§ **INFORMATION SUPPLIED**
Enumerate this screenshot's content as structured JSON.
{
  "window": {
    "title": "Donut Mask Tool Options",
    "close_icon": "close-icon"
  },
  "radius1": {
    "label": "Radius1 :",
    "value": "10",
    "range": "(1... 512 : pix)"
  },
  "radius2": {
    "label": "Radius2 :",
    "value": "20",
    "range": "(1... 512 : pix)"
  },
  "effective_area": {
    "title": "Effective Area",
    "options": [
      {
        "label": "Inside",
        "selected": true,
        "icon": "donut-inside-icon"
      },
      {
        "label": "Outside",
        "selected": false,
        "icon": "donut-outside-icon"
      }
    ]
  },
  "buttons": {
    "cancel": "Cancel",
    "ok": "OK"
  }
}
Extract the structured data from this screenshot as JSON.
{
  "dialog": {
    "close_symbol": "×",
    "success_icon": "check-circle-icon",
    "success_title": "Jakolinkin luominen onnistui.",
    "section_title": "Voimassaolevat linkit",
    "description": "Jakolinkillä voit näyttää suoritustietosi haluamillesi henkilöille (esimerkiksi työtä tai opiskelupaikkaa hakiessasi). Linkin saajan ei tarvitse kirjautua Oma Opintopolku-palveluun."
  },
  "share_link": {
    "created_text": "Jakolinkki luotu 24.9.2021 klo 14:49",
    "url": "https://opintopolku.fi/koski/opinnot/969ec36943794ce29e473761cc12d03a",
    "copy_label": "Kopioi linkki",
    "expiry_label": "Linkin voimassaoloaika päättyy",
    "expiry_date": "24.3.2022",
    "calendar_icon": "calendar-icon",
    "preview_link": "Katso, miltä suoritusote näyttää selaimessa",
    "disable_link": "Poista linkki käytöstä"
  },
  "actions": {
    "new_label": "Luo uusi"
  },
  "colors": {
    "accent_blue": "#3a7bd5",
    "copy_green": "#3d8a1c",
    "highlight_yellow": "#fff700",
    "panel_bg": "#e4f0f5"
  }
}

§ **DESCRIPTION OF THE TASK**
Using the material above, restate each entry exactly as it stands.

§ **EXERCISE RESULT**
Enumerate this screenshot's content as structured JSON.
{
  "window": {
    "title": "Donut Mask Tool Options",
    "close_icon": "close-icon"
  },
  "radius1": {
    "label": "Radius1 :",
    "value": "10",
    "range": "(1... 512 : pix)"
  },
  "radius2": {
    "label": "Radius2 :",
    "value": "20",
    "range": "(1... 512 : pix)"
  },
  "effective_area": {
    "title": "Effective Area",
    "options": [
      {
        "label": "Inside",
        "selected": true,
        "icon": "donut-inside-icon"
      },
      {
        "label": "Outside",
        "selected": false,
        "icon": "donut-outside-icon"
      }
    ]
  },
  "buttons": {
    "cancel": "Cancel",
    "ok": "OK"
  }
}
Extract the structured data from this screenshot as JSON.
{
  "dialog": {
    "close_symbol": "×",
    "success_icon": "check-circle-icon",
    "success_title": "Jakolinkin luominen onnistui.",
    "section_title": "Voimassaolevat linkit",
    "description": "Jakolinkillä voit näyttää suoritustietosi haluamillesi henkilöille (esimerkiksi työtä tai opiskelupaikkaa hakiessasi). Linkin saajan ei tarvitse kirjautua Oma Opintopolku-palveluun."
  },
  "share_link": {
    "created_text": "Jakolinkki luotu 24.9.2021 klo 14:49",
    "url": "https://opintopolku.fi/koski/opinnot/969ec36943794ce29e473761cc12d03a",
    "copy_label": "Kopioi linkki",
    "expiry_label": "Linkin voimassaoloaika päättyy",
    "expiry_date": "24.3.2022",
    "calendar_icon": "calendar-icon",
    "preview_link": "Katso, miltä suoritusote näyttää selaimessa",
    "disable_link": "Poista linkki käytöstä"
  },
  "actions": {
    "new_label": "Luo uusi"
  },
  "colors": {
    "accent_blue": "#3a7bd5",
    "copy_green": "#3d8a1c",
    "highlight_yellow": "#fff700",
    "panel_bg": "#e4f0f5"
  }
}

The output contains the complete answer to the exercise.